I think it depends on a couple of factors. It depends on if there are any other previous kimono trademarks for something that is similar already that has been registered. So, if there’s a kimono trademark for, I won’t go the clothing route, but the leather bags and all the other stuff, then they’re not going to be able to get that trademark. If there’s not, then I think it’s probably pretty likely for the stuff that she’s applied for in Class 18, which is a lot of the handbags and I think there’s dog harnesses and all this other kind of stuff in there.

The clothing is going to be a little bit trickier because like I said, kimono is the name of a clothing good that you can buy. I think it’d be an interesting question of how they’re going to treat the rest of those clothing items. Without having looked at any of their stuff, it seems pretty likely for the leather goods, but it’s kind of up in the air for the clothing items.

Is there precedent for brands attempting to trademark words or phrases that are too generic or commonly used to be deemed worthy of copyright?

For trademark there absolutely is. Some brands have come in before and tried to trademark “LOL” for clothing or people will try and come in for Columbian coffee beans, and they get refused because they’re either generic or, like you said, there are some phrases that are so commonly used that no one would ever see them as a trademark. Like “I heart D.C.” or something, “I heart New York,” no one’s going to think that that’s identifying the source of a brand.

From your perspective, is it really necessary for Kim Kardashian West to trademark these terms?

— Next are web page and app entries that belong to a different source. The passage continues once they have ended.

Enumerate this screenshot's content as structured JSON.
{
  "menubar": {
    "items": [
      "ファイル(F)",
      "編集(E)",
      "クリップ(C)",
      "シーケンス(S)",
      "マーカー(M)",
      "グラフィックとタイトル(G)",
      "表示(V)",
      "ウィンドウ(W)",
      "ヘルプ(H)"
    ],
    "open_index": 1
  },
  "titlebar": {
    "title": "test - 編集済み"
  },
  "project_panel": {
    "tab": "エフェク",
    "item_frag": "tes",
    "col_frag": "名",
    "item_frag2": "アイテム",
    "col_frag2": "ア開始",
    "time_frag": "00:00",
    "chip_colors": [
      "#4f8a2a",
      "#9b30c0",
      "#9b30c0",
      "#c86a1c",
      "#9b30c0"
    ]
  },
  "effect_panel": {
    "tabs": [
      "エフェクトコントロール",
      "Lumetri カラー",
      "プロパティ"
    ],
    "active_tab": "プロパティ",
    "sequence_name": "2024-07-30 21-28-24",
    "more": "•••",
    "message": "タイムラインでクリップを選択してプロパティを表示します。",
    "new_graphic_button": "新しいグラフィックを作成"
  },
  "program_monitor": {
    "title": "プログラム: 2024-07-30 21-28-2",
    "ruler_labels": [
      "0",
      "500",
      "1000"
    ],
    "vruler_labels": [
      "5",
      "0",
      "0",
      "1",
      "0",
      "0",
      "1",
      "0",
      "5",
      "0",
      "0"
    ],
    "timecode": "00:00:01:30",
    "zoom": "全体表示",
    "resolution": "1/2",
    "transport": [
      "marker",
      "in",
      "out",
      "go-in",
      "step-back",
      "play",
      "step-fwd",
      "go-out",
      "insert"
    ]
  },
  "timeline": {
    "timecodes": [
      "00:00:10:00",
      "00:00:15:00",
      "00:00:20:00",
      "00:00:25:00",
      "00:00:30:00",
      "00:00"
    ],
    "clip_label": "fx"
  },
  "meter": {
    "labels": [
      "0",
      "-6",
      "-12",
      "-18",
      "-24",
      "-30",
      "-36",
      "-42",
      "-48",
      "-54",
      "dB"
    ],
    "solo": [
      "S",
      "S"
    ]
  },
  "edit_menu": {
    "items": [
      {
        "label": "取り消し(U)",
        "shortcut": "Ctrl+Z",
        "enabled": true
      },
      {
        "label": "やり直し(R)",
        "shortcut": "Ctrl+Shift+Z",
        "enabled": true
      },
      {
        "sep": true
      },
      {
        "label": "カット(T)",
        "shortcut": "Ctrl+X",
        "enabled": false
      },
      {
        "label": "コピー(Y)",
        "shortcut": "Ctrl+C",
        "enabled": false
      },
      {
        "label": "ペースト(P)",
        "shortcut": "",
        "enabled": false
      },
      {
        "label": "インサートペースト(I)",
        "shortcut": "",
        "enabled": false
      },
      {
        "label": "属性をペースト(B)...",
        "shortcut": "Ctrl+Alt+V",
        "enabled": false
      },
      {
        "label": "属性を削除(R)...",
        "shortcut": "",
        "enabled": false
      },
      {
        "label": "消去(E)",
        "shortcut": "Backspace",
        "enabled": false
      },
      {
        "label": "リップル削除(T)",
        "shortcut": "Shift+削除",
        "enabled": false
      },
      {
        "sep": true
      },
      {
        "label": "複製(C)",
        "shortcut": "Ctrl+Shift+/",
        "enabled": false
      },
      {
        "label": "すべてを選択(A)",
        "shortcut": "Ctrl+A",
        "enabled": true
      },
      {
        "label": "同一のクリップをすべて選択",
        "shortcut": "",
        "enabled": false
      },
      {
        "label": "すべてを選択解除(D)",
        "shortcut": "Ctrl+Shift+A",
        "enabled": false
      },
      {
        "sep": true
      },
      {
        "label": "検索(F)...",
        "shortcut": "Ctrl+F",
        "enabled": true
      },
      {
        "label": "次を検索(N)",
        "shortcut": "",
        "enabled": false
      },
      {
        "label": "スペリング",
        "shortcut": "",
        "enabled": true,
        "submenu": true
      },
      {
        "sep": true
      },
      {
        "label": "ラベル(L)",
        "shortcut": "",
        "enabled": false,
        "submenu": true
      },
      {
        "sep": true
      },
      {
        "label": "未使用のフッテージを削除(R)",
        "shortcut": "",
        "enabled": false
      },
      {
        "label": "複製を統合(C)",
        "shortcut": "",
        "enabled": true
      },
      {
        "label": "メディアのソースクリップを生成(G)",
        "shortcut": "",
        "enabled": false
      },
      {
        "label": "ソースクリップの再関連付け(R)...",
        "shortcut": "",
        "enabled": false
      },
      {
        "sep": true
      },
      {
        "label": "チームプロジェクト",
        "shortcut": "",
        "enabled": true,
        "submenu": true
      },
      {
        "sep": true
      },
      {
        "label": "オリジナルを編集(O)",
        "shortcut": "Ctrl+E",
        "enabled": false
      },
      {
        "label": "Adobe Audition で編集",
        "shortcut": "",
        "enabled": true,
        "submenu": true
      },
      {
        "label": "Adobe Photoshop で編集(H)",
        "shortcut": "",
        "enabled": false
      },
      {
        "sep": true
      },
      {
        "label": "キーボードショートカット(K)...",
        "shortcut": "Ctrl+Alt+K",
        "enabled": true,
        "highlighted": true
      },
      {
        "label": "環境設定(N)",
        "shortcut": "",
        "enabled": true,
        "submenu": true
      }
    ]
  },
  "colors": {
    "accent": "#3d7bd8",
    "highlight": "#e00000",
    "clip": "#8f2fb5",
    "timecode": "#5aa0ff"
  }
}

Well if she’s trying to start a business under the mark Kimono and all the other kimono stuff, I think that it would be useful for her. Assuming she’s going to be selling it on an international scale, you want to protect your rights. I’m not saying anything about the validity of getting kimono for that, but let’s say with some less controversial marks, there’s real value in protecting the brand here. Also, once you get protections here you can start applying to other countries if you’re selling your stuff internationally and get protection overseas as well.

The West family has previously attempted to register the names of their children with the U.S. Trademark and Patent Office. What’s the point of doing that?

I think the idea behind that is probably because they’re all big into the media and everything else, and they all end up trademarking their names anyway. My take is to avoid having a situation where somebody else comes in and trademarks their kids’ names or something and they have to have a big dispute with some other third party about who has the right to that name and everything else. Again, it’s the idea that you want to protect your business or the brand they’re going to be developing as soon as possible so they can start selling a little bit of stuff but whenever the kids grow up, they own the rights. You have that built-in protection already.

Anything else worth taking note of?

A lot of people will conflate applying for a trademark for actually trademarking something or getting federal registration for it. I saw one article saying that “Kim Kardashian has trademarked this phrase” and it’s still pending with the USPTO [United States Patent and Trademark Office], so it’s not accurate. That’s the only thing I would say.

Words by Sydney Gore
Life & Culture Editor

Softcore tastemaker at your service.

What To Read Next